The Existing Dispensary Licensing Program
Rhode Island legalized medical marijuana in 2006. But today, there are only three dispensaries and 18 marijuana growers. In 2017, the state saw a 33 percent increase in the number of medical marijuana patients according to the Providence Journal. This brings the total number of registered patients to 18,848.
Today, the licensing renewal fee for a dispensary is $5,000. This legislation also stops anyone from opening a dispensary, capping the number at three. For Rhode Island’s dispensaries, this is great for business. These three dispensaries have a monopoly over Rhode Island’s increasing medical marijuana customers.
The Governor Wanted To Increase The Number of Dispensaries
Governor Gina Raimondo’s budget proposal hopes to make big changes to the state’s marijuana laws. In the first iteration of the budget, Raimondo’s office proposed licensing 15 additional dispensaries. Per The Olympian, the governor’s goal was to increase state revenue by $5 million.
But, the Rhode Island House quickly rejected this part of the proposal. Though the state only has three dispensaries, lawmakers argued that Rhode Islanders have the same access to medical marijuana as other states.
There are a little over 1 million people living in The Ocean State. Massachusetts and Connecticut have 7 million and 3.5 million residents, respectively. By comparison, Connecticut has nine dispensaries, Massachusetts has twenty-nine, Vermont has five, New Hampshire has four and Maine has eight.
Dispensaries Will Pay 5,000 Percent More In Licensing Fees
Today, the House will vote on the final draft of the state budget. It proposes to increase annual licensing fees from $5,000 to $250,000. This sum is significantly higher than New Hampshire’s $80,000 annual licensing fee, which is the region’s second highest. However, New Hampshire will most likely be reducing fees.
In Massachusetts, dispensaries pay $50,000 annually—Rhode Island’s would be four times as much. Additionally, fees add up to $5,000 in Connecticut, $25,000 in Vermont and $12,000 in Maine.
One Dispensary Is Happy To Pay More Fees
Chris Reilly, the spokesperson from the Slater Center, the state’s biggest dispensary, spoke to the company’s willingness to support the government. He explained to the House, “If there is a way to find the $5 million that you need to plug the budget hole that you need for the coming fiscal year, we’d like to be part of the solution.”
But they will only help at a price: the state must keep the number of dispensaries at three. Recreational marijuana in Massachusetts will add competition, and Rhode Island’s biggest weed shop doesn’t want more dispensaries popping up south of the state border.

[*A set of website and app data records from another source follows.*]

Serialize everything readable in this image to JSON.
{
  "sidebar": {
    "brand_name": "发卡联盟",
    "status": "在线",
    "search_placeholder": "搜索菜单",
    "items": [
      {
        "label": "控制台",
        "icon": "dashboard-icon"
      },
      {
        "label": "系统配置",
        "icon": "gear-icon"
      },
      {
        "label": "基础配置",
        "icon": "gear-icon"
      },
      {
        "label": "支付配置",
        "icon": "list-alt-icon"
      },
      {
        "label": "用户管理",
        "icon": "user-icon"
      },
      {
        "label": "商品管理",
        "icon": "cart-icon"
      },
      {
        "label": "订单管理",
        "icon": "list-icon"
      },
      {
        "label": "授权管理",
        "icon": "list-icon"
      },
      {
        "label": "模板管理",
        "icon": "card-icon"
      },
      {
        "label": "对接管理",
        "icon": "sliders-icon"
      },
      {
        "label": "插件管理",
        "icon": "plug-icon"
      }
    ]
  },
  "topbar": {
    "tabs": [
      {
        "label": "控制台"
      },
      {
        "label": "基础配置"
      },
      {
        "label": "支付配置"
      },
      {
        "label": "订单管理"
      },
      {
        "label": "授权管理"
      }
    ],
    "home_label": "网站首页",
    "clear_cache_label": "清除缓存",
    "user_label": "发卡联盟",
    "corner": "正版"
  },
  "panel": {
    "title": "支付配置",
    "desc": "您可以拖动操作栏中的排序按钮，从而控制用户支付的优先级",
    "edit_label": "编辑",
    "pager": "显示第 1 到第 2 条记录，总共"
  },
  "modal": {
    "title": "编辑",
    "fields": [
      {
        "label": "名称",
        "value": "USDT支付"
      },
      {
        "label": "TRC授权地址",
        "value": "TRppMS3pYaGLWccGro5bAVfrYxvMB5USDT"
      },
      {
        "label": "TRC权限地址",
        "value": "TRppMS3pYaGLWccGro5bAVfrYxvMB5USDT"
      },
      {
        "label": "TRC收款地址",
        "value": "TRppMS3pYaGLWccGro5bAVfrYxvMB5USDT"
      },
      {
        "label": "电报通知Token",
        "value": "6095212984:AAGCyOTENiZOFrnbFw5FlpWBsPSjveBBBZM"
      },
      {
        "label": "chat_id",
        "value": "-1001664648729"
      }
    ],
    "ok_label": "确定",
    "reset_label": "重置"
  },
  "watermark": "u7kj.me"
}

Though a $250,000 annual fee is unheard of, it could help one dispensary create a medical marijuana monopoly.